Work task:
Only lines containing the string "active" belong in the answer; find them in the records and copy them.

START Source material

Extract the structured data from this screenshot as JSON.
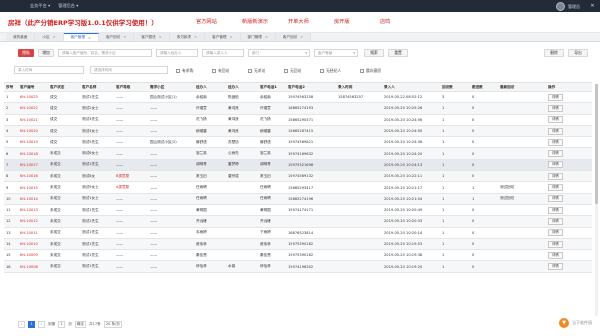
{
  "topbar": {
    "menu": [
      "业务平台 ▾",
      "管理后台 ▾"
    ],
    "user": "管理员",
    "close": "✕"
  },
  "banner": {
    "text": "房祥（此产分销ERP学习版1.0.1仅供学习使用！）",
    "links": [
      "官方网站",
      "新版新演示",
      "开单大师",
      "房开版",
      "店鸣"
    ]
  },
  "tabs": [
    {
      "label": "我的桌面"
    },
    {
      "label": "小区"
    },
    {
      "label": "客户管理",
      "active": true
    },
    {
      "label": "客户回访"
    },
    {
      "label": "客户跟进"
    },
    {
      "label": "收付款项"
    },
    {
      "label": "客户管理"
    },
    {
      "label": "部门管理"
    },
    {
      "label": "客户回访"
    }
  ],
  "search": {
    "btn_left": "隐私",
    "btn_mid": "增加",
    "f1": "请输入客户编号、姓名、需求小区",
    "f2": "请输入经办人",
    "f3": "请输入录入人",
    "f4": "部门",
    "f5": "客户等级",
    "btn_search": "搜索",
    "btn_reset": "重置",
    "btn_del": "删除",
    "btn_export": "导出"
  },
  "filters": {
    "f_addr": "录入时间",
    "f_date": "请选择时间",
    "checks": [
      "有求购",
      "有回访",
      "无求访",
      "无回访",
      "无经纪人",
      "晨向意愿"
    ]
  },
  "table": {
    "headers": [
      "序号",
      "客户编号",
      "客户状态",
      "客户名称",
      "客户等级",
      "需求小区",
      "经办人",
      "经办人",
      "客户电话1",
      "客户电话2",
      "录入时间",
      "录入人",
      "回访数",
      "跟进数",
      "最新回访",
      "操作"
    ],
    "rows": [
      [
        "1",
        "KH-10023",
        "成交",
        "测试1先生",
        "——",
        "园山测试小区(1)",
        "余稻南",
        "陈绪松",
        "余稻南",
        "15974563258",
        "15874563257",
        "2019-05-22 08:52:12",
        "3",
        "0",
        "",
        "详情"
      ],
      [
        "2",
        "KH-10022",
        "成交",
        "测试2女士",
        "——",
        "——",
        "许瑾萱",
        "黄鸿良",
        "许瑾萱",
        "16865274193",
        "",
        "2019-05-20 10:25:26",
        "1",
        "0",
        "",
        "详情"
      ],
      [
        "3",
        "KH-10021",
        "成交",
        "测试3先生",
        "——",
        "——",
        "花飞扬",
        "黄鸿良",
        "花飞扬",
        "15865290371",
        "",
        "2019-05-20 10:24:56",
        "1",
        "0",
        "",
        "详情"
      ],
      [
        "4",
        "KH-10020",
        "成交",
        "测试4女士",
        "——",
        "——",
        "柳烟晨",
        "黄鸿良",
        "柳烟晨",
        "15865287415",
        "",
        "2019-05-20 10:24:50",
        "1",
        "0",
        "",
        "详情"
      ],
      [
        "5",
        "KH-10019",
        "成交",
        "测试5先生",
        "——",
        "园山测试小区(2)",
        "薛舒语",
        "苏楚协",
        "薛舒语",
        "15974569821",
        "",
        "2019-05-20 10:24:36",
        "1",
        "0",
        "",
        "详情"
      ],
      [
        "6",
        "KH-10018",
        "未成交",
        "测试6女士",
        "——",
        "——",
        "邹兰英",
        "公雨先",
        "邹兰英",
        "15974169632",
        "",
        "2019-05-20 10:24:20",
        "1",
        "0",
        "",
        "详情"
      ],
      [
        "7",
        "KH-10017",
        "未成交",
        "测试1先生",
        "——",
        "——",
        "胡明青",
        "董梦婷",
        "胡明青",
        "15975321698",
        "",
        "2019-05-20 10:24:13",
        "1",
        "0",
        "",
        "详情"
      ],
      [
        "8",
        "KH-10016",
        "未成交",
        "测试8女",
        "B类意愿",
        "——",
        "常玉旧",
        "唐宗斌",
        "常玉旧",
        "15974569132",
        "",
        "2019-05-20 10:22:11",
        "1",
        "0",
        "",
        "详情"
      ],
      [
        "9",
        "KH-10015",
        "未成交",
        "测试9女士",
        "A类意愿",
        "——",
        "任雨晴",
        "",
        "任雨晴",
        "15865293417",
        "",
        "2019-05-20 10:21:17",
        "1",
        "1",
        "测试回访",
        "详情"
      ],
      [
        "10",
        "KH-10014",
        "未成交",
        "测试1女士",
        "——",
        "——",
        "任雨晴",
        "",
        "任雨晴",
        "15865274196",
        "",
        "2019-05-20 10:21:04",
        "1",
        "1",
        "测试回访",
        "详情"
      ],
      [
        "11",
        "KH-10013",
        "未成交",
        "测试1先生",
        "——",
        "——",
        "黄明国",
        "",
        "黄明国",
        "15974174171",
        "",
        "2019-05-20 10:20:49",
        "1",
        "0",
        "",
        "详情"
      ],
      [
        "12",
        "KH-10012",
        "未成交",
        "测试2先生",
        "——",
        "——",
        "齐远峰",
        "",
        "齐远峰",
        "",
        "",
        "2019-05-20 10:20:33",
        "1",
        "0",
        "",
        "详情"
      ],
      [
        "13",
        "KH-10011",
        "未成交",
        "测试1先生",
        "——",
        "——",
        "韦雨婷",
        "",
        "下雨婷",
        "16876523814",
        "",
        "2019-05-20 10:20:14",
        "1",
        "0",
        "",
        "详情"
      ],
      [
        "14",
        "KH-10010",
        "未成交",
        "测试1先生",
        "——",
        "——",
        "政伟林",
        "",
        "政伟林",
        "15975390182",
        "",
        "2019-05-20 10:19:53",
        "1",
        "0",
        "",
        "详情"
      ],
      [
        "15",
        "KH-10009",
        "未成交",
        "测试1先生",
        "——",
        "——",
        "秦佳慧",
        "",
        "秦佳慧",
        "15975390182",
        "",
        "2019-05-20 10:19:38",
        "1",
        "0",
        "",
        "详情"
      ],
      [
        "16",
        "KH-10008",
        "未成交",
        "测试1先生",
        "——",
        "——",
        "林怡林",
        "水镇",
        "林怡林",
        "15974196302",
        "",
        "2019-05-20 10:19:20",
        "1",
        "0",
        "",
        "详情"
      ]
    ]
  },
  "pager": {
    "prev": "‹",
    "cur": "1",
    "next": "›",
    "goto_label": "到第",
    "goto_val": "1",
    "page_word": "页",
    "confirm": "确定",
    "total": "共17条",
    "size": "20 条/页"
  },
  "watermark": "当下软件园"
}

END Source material
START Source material

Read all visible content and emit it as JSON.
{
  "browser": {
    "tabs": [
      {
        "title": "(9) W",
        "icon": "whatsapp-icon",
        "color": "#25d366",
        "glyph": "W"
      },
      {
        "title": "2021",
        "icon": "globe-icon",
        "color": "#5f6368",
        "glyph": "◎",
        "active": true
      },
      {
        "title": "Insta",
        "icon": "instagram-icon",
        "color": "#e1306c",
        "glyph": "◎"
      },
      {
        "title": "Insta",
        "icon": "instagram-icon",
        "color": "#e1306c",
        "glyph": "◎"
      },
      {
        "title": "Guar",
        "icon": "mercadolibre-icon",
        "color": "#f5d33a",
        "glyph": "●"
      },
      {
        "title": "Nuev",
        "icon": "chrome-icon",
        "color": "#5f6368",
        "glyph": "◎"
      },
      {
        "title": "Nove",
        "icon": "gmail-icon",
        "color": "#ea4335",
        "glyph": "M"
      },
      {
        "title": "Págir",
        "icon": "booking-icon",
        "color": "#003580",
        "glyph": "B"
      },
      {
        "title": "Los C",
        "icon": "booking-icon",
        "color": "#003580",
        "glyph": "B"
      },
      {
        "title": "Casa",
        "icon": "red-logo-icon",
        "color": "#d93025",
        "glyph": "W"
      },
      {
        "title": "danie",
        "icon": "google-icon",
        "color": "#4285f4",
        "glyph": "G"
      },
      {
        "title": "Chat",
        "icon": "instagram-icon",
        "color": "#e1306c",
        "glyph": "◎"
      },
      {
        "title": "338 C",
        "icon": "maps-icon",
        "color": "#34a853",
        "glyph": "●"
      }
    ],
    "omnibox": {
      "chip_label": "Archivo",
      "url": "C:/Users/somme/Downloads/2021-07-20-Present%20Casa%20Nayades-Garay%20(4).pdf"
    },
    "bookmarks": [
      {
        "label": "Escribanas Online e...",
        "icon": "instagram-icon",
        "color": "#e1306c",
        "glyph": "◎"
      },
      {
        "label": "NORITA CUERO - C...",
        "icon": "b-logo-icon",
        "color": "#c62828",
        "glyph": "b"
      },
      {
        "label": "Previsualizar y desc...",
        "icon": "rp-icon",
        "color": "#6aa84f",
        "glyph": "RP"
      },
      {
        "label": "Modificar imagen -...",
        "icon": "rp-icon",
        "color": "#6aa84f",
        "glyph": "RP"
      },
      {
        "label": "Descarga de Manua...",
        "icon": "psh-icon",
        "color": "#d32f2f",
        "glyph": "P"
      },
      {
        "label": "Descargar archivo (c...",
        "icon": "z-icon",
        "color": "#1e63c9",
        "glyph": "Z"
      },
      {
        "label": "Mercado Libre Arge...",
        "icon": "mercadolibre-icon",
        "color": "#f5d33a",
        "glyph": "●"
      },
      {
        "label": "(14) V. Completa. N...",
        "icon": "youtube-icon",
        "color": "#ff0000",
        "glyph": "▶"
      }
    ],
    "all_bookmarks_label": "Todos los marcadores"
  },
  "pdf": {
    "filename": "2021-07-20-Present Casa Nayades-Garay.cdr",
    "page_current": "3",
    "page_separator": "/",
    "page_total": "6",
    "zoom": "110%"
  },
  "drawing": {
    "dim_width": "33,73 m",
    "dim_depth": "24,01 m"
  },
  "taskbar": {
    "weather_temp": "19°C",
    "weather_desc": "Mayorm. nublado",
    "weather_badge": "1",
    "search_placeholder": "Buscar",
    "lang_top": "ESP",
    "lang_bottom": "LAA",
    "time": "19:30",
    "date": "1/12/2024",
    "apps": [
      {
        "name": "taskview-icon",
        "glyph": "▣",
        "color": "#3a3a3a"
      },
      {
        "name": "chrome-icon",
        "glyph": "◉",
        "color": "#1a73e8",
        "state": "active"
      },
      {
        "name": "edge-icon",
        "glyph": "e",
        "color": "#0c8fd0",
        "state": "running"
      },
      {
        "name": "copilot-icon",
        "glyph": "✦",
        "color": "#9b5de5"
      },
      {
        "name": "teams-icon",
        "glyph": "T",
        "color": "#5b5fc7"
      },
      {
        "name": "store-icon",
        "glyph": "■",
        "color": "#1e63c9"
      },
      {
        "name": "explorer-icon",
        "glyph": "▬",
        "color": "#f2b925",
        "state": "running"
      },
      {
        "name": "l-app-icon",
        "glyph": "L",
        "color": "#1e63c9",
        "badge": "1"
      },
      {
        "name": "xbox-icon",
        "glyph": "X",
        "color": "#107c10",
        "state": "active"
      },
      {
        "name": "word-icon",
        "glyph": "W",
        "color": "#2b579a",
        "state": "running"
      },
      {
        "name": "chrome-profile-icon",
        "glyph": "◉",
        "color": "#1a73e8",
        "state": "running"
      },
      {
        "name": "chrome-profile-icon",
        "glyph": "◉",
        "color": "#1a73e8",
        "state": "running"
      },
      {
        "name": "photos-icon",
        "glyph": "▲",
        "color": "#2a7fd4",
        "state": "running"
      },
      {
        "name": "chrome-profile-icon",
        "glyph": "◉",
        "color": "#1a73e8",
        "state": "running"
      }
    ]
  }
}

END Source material

Answer:
      "active": true
        "active": true
        "state": "active"
        "state": "active"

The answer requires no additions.